Montana’s governor signed an executive order today that would force internet service providers with state contracts to abide by net neutrality rules, even while the FCC has repealed those rules nationally.
Gov. Steve Bullock, a Democrat, said in a tweet announcing the order that “Montana’s future depends on a free and open internet,” and noted that it was the first state in the country to attempt the plan, which would go into effect July 1st. The New York Times reports that several major service providers, including Charter, AT&T, and Verizon, operate with state contracts.
To obtain a state contract after July 1st, any service provider will have to follow core tenets of net neutrality, and agree to not block or degrade content, or allow for paid prioritization plans.
While the idea will likely be a hit with net neutrality advocates, and a move that other states may consider replicating, it’s not clear how it will fare in practice.
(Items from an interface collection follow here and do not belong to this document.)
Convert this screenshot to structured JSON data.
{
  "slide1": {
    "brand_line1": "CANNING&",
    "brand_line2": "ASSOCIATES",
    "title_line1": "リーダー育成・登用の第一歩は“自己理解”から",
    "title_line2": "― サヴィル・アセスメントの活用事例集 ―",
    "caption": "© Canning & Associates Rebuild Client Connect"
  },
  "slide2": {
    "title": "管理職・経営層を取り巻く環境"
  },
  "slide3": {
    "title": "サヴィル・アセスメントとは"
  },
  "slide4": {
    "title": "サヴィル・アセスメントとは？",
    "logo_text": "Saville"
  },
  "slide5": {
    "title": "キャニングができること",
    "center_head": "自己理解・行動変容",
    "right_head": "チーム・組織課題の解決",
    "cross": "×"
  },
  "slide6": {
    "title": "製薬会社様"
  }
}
When the FCC passed its repeal of net neutrality rules late last year, the agency specifically included a provision that would block states from creating their own rules. Montana’s order, then, would seem ripe for a legal challenge.